Caldera Sánchez, A, A de Serres, F Gori, M Hermansen and O Röhn (2016) "Strengthening economic resilience: Insights from the post-1970 record of severe recessions and financial crises economic policy paper", OECD Economic Policy Papers, December, No 20.
Caldera-Sánchez , A and F Gori (2016) “Can reforms promoting growth increase financial fragility? An empirical assessment”, OECD, Economics Department Working Papers, No 1340, OECD Publishing, Paris.
Caldera-Sánchez, A and O Röhn (2016) “How do policies influence GDP tail risks?”, OECD, Economics Department Working Papers, No 1339, OECD Publishing, Paris.
Cecchetti, S G and E Kharroubi (2012) “Reassessing the impact of finance on growth”, Bank for International Settlements, Working Papers No 381.
Cerutti, E, S Claessens and L Laeven (2015) “The use and effectiveness of macroprudential policies: New evidence”, IMF, Working Paper No 15/61.
Cournède, B and O Denk (2015) "Finance and economic growth in OECD and G20 countries", OECD, Economics Department Working Papers, No 1223, OECD Publishing, Paris.
Hermansen, M and O Röhn (2016) “Economic resilience: The usefulness of early warning indicators in OECD Countries”, OECD Journal: Economic Studies, Vol 2016, forthcoming.
Laeven, L and F Valencia (2008), “Systemic banking crises: A new database”, IMF, Working Papers No WP/08/224.
Rancière, R, A Tornell and F Westermann (2006) “Decomposing the effects of financial liberalization: Crises vs growth”, Journal of Banking and Finance, 30(12): 3331-3348.
Razin, A and Y Rubinstein (2006) “Evaluation of currency regimes: The unique role of sudden stops”, Economic Policy, 21(45): 120-152.
Reinhart, C M and K S Rogoff (2013) “Banking crises: An equal opportunity menace”, Journal of Banking and Finance, 7(11): 4557-4573.
Rodrik, D (1998) “Who needs capital-account convertibility?”, Essays in International Finance, 55-65.
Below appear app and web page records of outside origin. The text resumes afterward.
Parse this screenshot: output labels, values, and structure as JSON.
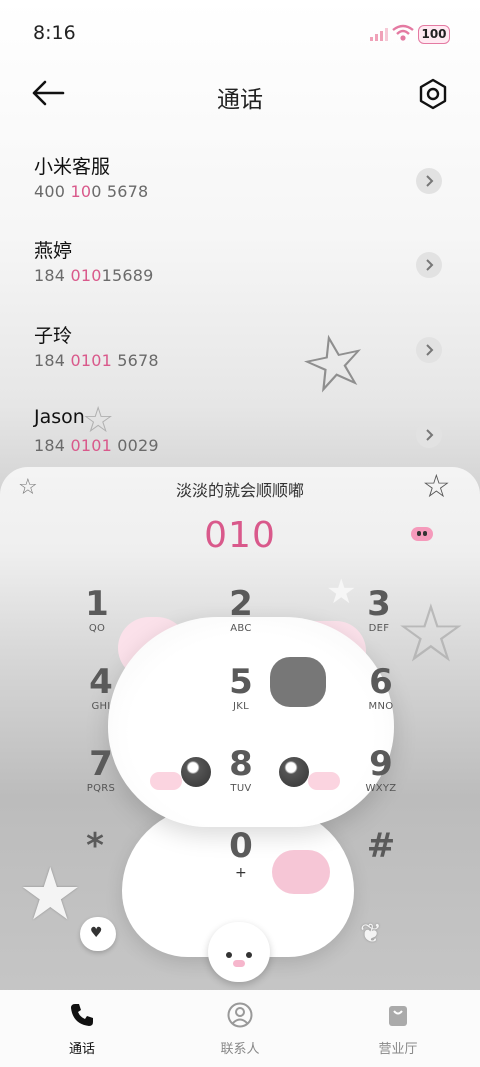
{
  "status": {
    "time": "8:16",
    "battery": "100"
  },
  "header": {
    "title": "通话"
  },
  "calls": [
    {
      "name": "小米客服",
      "number_parts": [
        "400 ",
        "10",
        "0 5678"
      ]
    },
    {
      "name": "燕婷",
      "number_parts": [
        "184 ",
        "010",
        "15689"
      ]
    },
    {
      "name": "子玲",
      "number_parts": [
        "184 ",
        "0101",
        " 5678"
      ]
    },
    {
      "name": "Jason",
      "number_parts": [
        "184 ",
        "0101",
        " 0029"
      ]
    }
  ],
  "dialer": {
    "motto": "淡淡的就会顺顺嘟",
    "dialed": "010",
    "keys": [
      {
        "digit": "1",
        "letters": "QO"
      },
      {
        "digit": "2",
        "letters": "ABC"
      },
      {
        "digit": "3",
        "letters": "DEF"
      },
      {
        "digit": "4",
        "letters": "GHI"
      },
      {
        "digit": "5",
        "letters": "JKL"
      },
      {
        "digit": "6",
        "letters": "MNO"
      },
      {
        "digit": "7",
        "letters": "PQRS"
      },
      {
        "digit": "8",
        "letters": "TUV"
      },
      {
        "digit": "9",
        "letters": "WXYZ"
      },
      {
        "digit": "*",
        "letters": ""
      },
      {
        "digit": "0",
        "letters": "+"
      },
      {
        "digit": "#",
        "letters": ""
      }
    ]
  },
  "nav": {
    "tabs": [
      {
        "label": "通话",
        "active": true
      },
      {
        "label": "联系人",
        "active": false
      },
      {
        "label": "营业厅",
        "active": false
      }
    ]
  },
  "colors": {
    "accent": "#d9598b",
    "text": "#222222",
    "muted": "#6a6a6a"
  }
}
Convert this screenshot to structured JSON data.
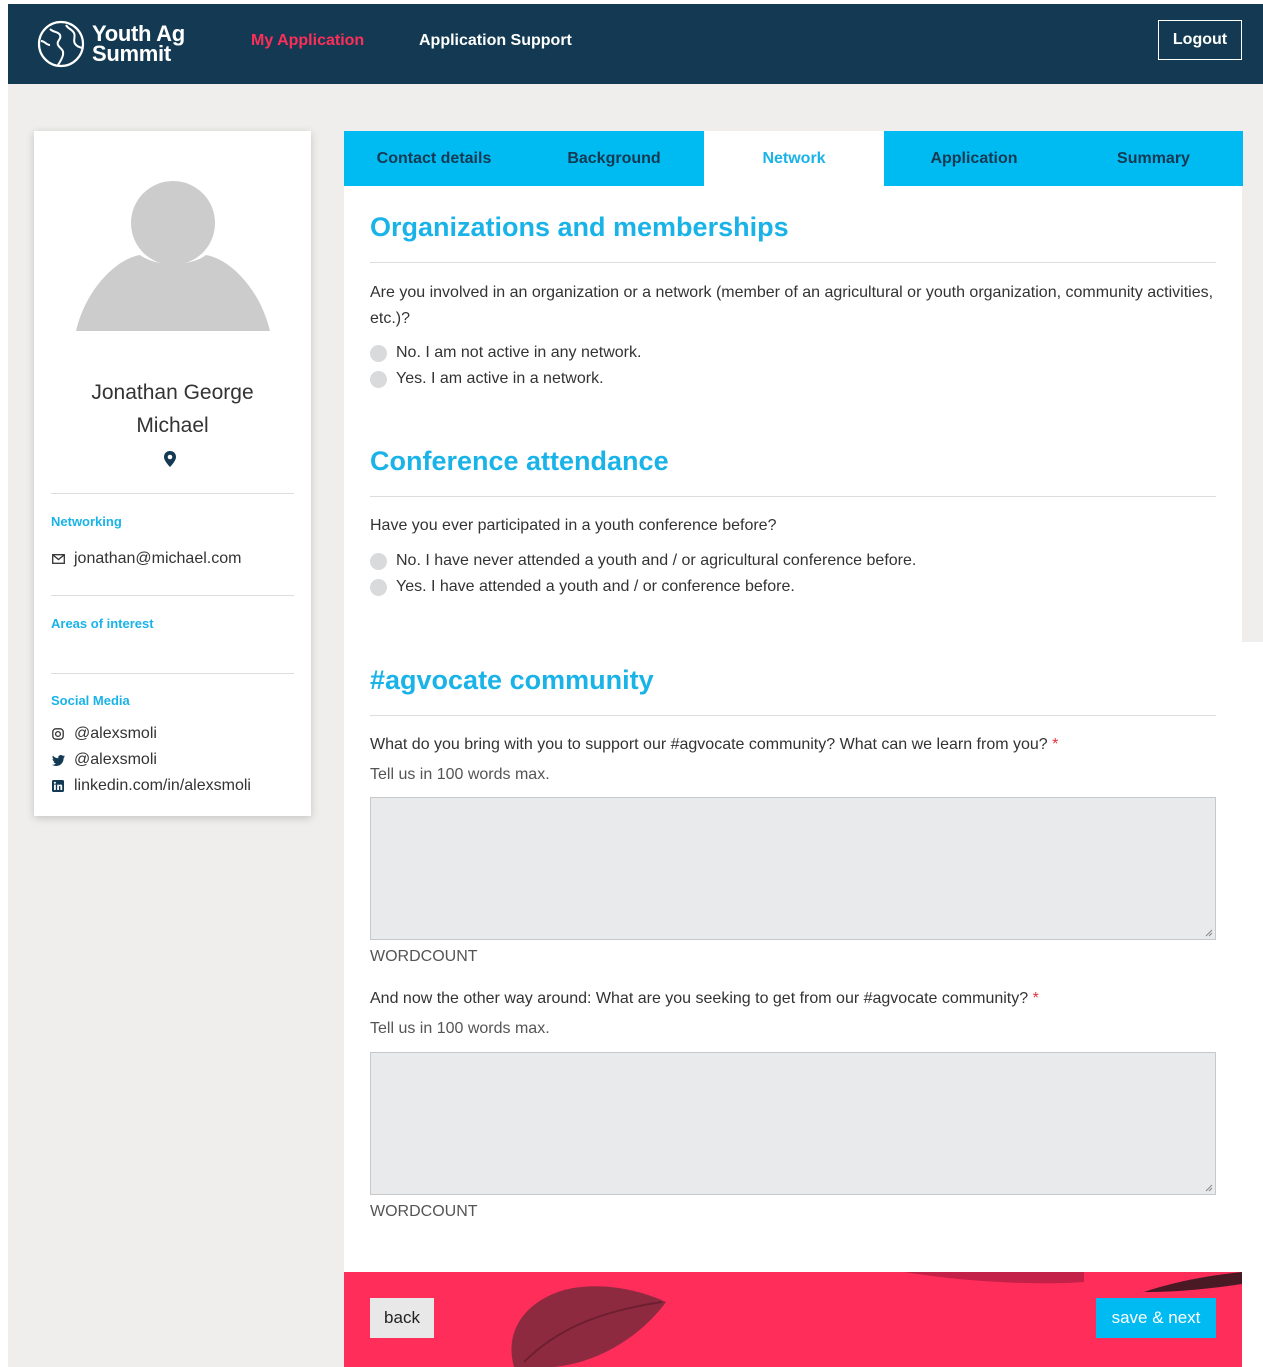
{
  "header": {
    "logo_line1": "Youth Ag",
    "logo_line2": "Summit",
    "nav_my_application": "My Application",
    "nav_support": "Application Support",
    "logout": "Logout"
  },
  "profile": {
    "name_line1": "Jonathan George",
    "name_line2": "Michael",
    "networking_label": "Networking",
    "email": "jonathan@michael.com",
    "areas_label": "Areas of interest",
    "social_label": "Social Media",
    "instagram": "@alexsmoli",
    "twitter": "@alexsmoli",
    "linkedin": "linkedin.com/in/alexsmoli"
  },
  "tabs": [
    "Contact details",
    "Background",
    "Network",
    "Application",
    "Summary"
  ],
  "active_tab": "Network",
  "org": {
    "title": "Organizations and memberships",
    "question": "Are you involved in an organization or a network (member of an agricultural or youth organization, community activities, etc.)?",
    "opt_no": "No. I am not active in any network.",
    "opt_yes": "Yes. I am active in a network."
  },
  "conf": {
    "title": "Conference attendance",
    "question": "Have you ever participated in a youth conference before?",
    "opt_no": "No. I have never attended a youth and / or agricultural conference before.",
    "opt_yes": "Yes. I have attended a youth and / or conference before."
  },
  "agvocate": {
    "title": "#agvocate community",
    "q1": "What do you bring with you to support our #agvocate community? What can we learn from you?",
    "q2": "And now the other way around: What are you seeking to get from our #agvocate community?",
    "required_mark": "*",
    "hint": "Tell us in 100 words max.",
    "wordcount": "WORDCOUNT"
  },
  "footer": {
    "back": "back",
    "next": "save & next"
  },
  "colors": {
    "navy": "#133a52",
    "accent_blue": "#00bbf2",
    "accent_pink": "#ff2d5a"
  }
}
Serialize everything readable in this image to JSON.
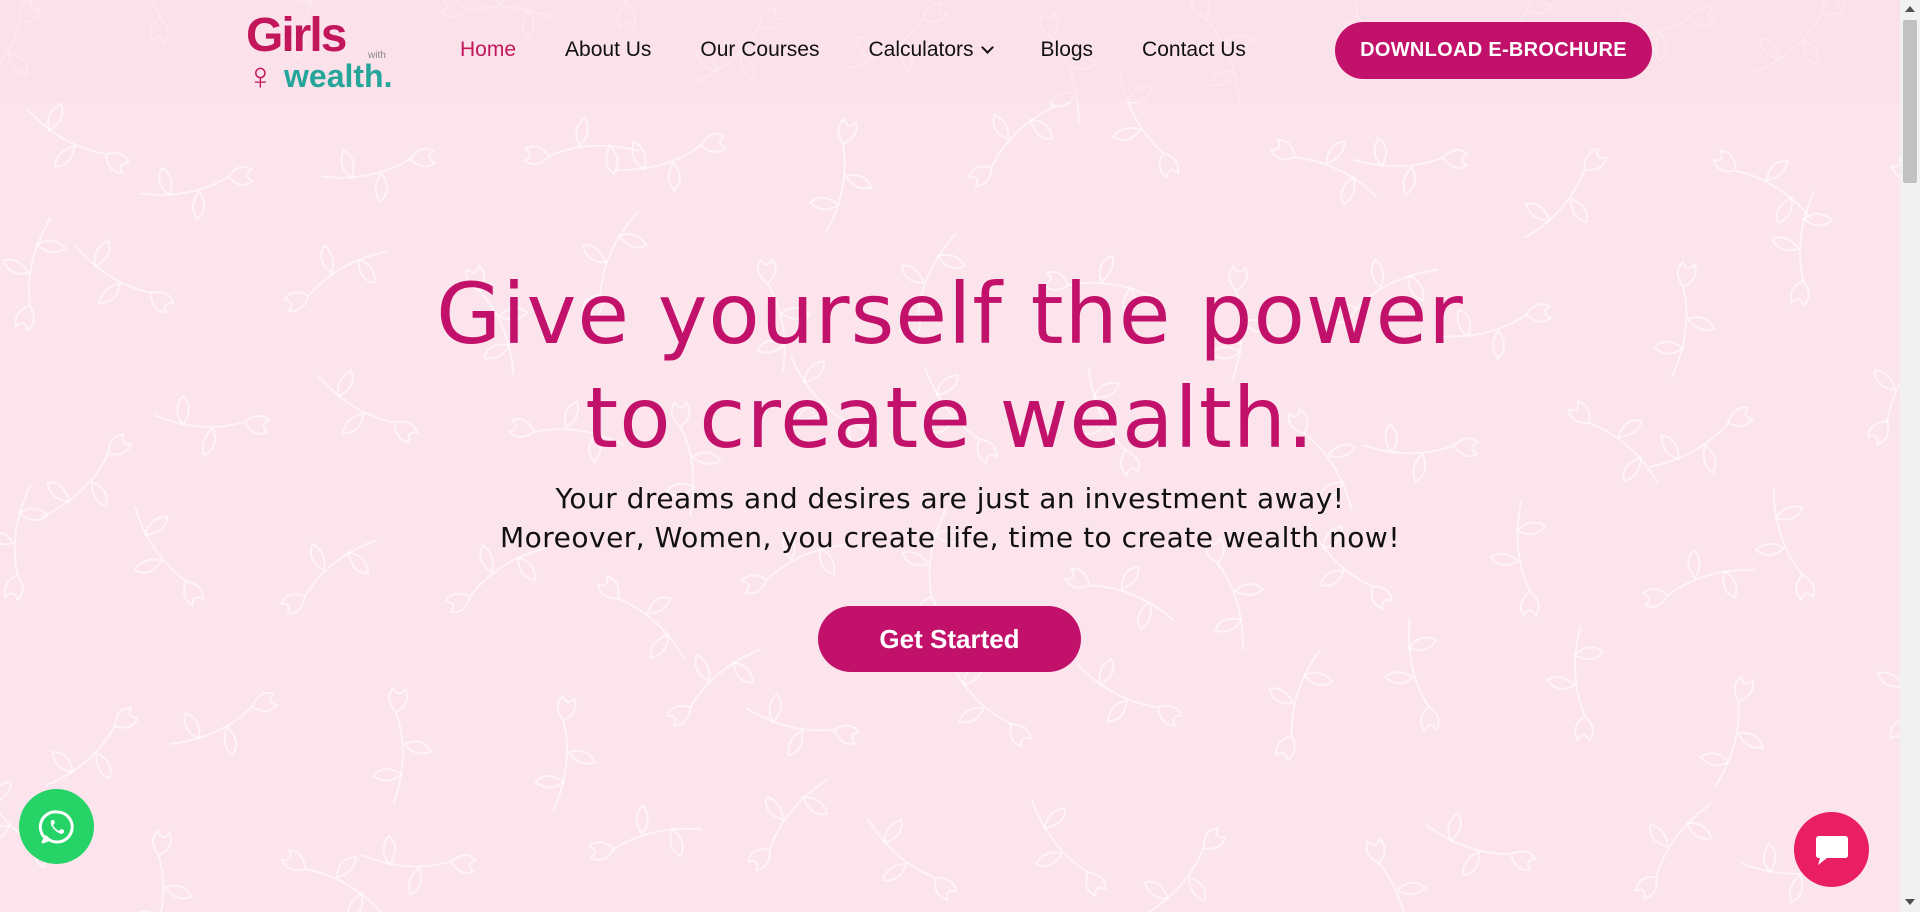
{
  "brand": {
    "logo_line1": "Girls",
    "logo_with": "with",
    "logo_line2": "wealth.",
    "primary_color": "#c2116b",
    "accent_color": "#26a69a"
  },
  "nav": {
    "items": [
      {
        "label": "Home",
        "active": true
      },
      {
        "label": "About Us"
      },
      {
        "label": "Our Courses"
      },
      {
        "label": "Calculators",
        "dropdown": true
      },
      {
        "label": "Blogs"
      },
      {
        "label": "Contact Us"
      }
    ],
    "cta": "DOWNLOAD E-BROCHURE"
  },
  "hero": {
    "headline_line1": "Give yourself the power",
    "headline_line2": "to create wealth.",
    "sub_line1": "Your dreams and desires are just an investment away!",
    "sub_line2": "Moreover, Women, you create life, time to create wealth now!",
    "button": "Get Started"
  },
  "widgets": {
    "whatsapp_icon": "whatsapp-icon",
    "chat_icon": "chat-bubble-icon",
    "whatsapp_color": "#25d366",
    "chat_color": "#e91e63"
  }
}
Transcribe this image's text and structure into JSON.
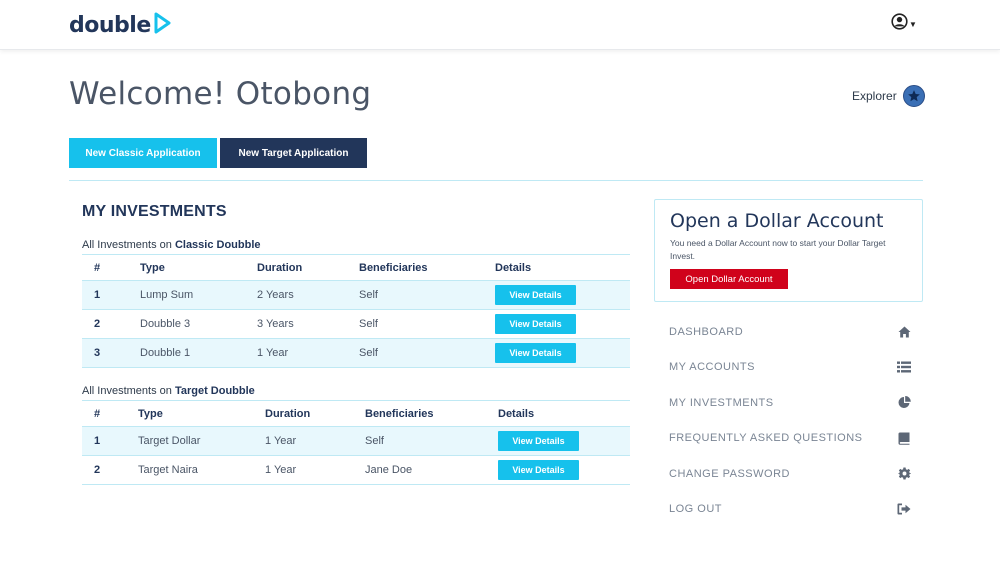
{
  "header": {
    "logo_text": "double",
    "logo_icon": "play-icon",
    "user_icon": "user-circle-icon",
    "user_caret_icon": "caret-down-icon"
  },
  "welcome": {
    "title": "Welcome! Otobong",
    "explorer_label": "Explorer",
    "explorer_icon": "star-icon"
  },
  "actions": {
    "new_classic": "New Classic Application",
    "new_target": "New Target Application"
  },
  "investments": {
    "section_title": "MY INVESTMENTS",
    "caption_prefix": "All Investments on",
    "columns": [
      "#",
      "Type",
      "Duration",
      "Beneficiaries",
      "Details"
    ],
    "classic": {
      "name": "Classic Doubble",
      "rows": [
        {
          "num": "1",
          "type": "Lump Sum",
          "duration": "2 Years",
          "beneficiaries": "Self",
          "details": "View Details"
        },
        {
          "num": "2",
          "type": "Doubble 3",
          "duration": "3 Years",
          "beneficiaries": "Self",
          "details": "View Details"
        },
        {
          "num": "3",
          "type": "Doubble 1",
          "duration": "1 Year",
          "beneficiaries": "Self",
          "details": "View Details"
        }
      ]
    },
    "target": {
      "name": "Target Doubble",
      "rows": [
        {
          "num": "1",
          "type": "Target Dollar",
          "duration": "1 Year",
          "beneficiaries": "Self",
          "details": "View Details"
        },
        {
          "num": "2",
          "type": "Target Naira",
          "duration": "1 Year",
          "beneficiaries": "Jane Doe",
          "details": "View Details"
        }
      ]
    }
  },
  "dollar_card": {
    "title": "Open a Dollar Account",
    "text": "You need a Dollar Account now to start your Dollar Target Invest.",
    "button": "Open Dollar Account"
  },
  "side_nav": [
    {
      "label": "DASHBOARD",
      "icon": "home-icon"
    },
    {
      "label": "MY ACCOUNTS",
      "icon": "list-icon"
    },
    {
      "label": "MY INVESTMENTS",
      "icon": "pie-chart-icon"
    },
    {
      "label": "FREQUENTLY ASKED QUESTIONS",
      "icon": "book-icon"
    },
    {
      "label": "CHANGE PASSWORD",
      "icon": "gear-icon"
    },
    {
      "label": "LOG OUT",
      "icon": "sign-out-icon"
    }
  ],
  "colors": {
    "brand_navy": "#22365a",
    "accent_cyan": "#16c1ec",
    "danger_red": "#d0021b",
    "row_shade": "#e8f8fd"
  }
}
 We group in this category macro-prudential policies strictly speaking, and international reserves. Macro-prudential variables are from Cerutti et al (2015). These comprise bank debt-to-income ratios, an indicator of tax on financial institutions, required capital surcharges on systemically important financial institutions (SIFIs), limits to foreign currency loans, an index of borrower targeted instruments (including constraints on households debt to income ratio and caps based on loan-to-value ratios for new loans) and an overall macroprudential index.